■ **EXERCISE DESCRIPTION**
Report each line of the data that includes the word "your".

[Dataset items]
=====
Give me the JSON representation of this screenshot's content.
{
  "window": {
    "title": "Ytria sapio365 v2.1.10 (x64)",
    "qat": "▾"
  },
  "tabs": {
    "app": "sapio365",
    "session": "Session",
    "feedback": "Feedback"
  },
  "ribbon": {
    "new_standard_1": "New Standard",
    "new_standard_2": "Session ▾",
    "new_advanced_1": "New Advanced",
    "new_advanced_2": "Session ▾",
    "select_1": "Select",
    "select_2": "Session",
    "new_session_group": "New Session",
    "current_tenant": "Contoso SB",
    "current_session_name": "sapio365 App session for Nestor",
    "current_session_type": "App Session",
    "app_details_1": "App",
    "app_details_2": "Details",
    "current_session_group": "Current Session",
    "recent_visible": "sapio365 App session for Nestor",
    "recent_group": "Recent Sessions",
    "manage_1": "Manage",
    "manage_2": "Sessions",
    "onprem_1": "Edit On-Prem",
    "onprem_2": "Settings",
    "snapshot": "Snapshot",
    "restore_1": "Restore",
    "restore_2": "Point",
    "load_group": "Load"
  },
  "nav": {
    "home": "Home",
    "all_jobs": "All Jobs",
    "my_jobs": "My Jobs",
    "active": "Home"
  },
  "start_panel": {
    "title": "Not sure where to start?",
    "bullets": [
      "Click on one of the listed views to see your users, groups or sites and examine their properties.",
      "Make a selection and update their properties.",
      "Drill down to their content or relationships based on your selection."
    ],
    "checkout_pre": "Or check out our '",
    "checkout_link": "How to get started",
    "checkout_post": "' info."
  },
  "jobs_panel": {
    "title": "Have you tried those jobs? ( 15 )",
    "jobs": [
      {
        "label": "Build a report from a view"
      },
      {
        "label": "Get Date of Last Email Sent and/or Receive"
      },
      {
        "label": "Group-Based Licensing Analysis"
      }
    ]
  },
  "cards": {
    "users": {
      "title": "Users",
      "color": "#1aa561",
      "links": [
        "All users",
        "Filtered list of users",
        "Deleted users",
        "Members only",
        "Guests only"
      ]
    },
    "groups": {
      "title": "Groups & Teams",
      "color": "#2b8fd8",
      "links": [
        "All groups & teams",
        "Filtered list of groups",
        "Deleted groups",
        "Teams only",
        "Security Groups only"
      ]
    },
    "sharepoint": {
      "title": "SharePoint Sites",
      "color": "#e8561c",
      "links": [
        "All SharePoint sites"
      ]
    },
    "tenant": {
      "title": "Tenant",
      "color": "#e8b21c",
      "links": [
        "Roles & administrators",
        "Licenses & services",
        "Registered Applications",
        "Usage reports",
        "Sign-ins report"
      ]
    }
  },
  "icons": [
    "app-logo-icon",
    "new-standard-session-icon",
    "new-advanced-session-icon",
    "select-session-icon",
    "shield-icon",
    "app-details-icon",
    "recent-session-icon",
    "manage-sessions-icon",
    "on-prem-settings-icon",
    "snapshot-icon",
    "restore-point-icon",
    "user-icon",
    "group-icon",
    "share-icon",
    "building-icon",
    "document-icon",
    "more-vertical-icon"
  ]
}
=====
■ **ANSWER AREA**
      "Click on one of the listed views to see your users, groups or sites and examine their properties.",
      "Drill down to their content or relationships based on your selection."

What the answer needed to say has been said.